- ACTION ITEM: Exclude all pictures from your copy of the data below, which should otherwise match exactly.

(INFORMATION SUPPLIED begins)

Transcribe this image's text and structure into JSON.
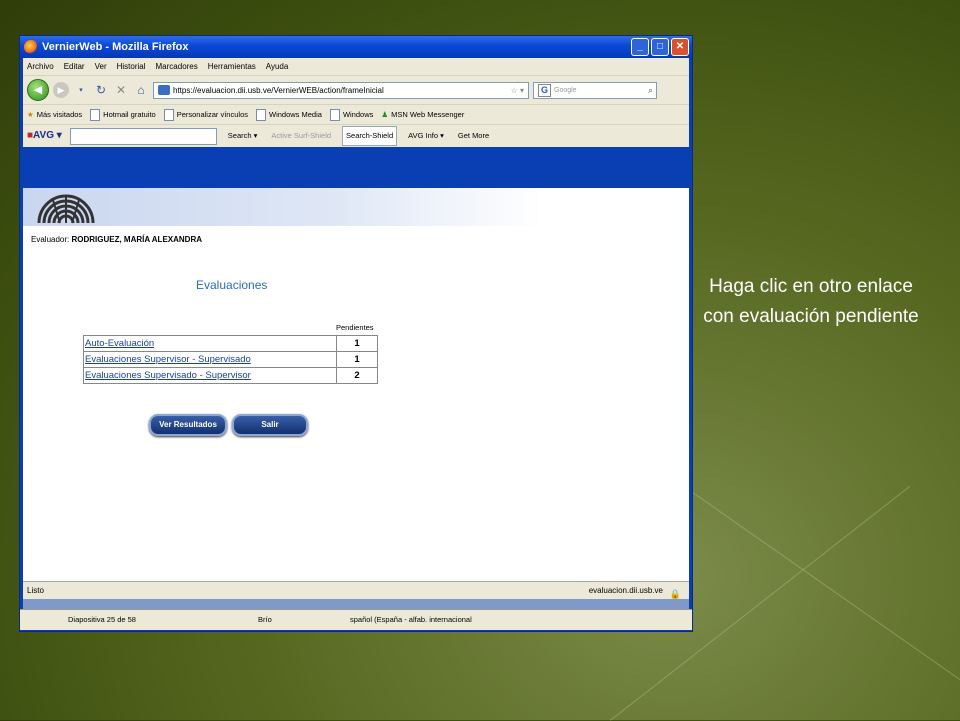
{
  "window": {
    "title": "VernierWeb - Mozilla Firefox"
  },
  "menu": [
    "Archivo",
    "Editar",
    "Ver",
    "Historial",
    "Marcadores",
    "Herramientas",
    "Ayuda"
  ],
  "address": {
    "url": "https://evaluacion.dii.usb.ve/VernierWEB/action/frameInicial",
    "search_placeholder": "Google"
  },
  "bookmarks": [
    "Más visitados",
    "Hotmail gratuito",
    "Personalizar vínculos",
    "Windows Media",
    "Windows",
    "MSN Web Messenger"
  ],
  "avg": {
    "logo": "AVG",
    "search": "Search",
    "surf": "Active Surf-Shield",
    "shield": "Search-Shield",
    "info": "AVG Info",
    "more": "Get More"
  },
  "page": {
    "evaluador_label": "Evaluador:",
    "evaluador_name": "RODRIGUEZ, MARÍA ALEXANDRA",
    "heading": "Evaluaciones",
    "pending_header": "Pendientes",
    "rows": [
      {
        "label": "Auto-Evaluación",
        "count": "1"
      },
      {
        "label": "Evaluaciones Supervisor - Supervisado",
        "count": "1"
      },
      {
        "label": "Evaluaciones Supervisado - Supervisor",
        "count": "2"
      }
    ],
    "results_button": "Ver Resultados",
    "exit_button": "Salir"
  },
  "status": {
    "left": "Listo",
    "right": "evaluacion.dii.usb.ve"
  },
  "ppt": {
    "slide": "Diapositiva 25 de 58",
    "theme": "Brío",
    "lang": "spañol (España - alfab. internacional"
  },
  "caption": "Haga clic en otro enlace con evaluación pendiente"
}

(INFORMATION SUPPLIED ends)

- WRITTEN SOLUTION:
Transcribe this image's text and structure into JSON.
{
  "window": {
    "title": "VernierWeb - Mozilla Firefox"
  },
  "menu": [
    "Archivo",
    "Editar",
    "Ver",
    "Historial",
    "Marcadores",
    "Herramientas",
    "Ayuda"
  ],
  "address": {
    "url": "https://evaluacion.dii.usb.ve/VernierWEB/action/frameInicial",
    "search_placeholder": "Google"
  },
  "bookmarks": [
    "Más visitados",
    "Hotmail gratuito",
    "Personalizar vínculos",
    "Windows Media",
    "Windows",
    "MSN Web Messenger"
  ],
  "avg": {
    "logo": "AVG",
    "search": "Search",
    "surf": "Active Surf-Shield",
    "shield": "Search-Shield",
    "info": "AVG Info",
    "more": "Get More"
  },
  "page": {
    "evaluador_label": "Evaluador:",
    "evaluador_name": "RODRIGUEZ, MARÍA ALEXANDRA",
    "heading": "Evaluaciones",
    "pending_header": "Pendientes",
    "rows": [
      {
        "label": "Auto-Evaluación",
        "count": "1"
      },
      {
        "label": "Evaluaciones Supervisor - Supervisado",
        "count": "1"
      },
      {
        "label": "Evaluaciones Supervisado - Supervisor",
        "count": "2"
      }
    ],
    "results_button": "Ver Resultados",
    "exit_button": "Salir"
  },
  "status": {
    "left": "Listo",
    "right": "evaluacion.dii.usb.ve"
  },
  "ppt": {
    "slide": "Diapositiva 25 de 58",
    "theme": "Brío",
    "lang": "spañol (España - alfab. internacional"
  },
  "caption": "Haga clic en otro enlace con evaluación pendiente"
}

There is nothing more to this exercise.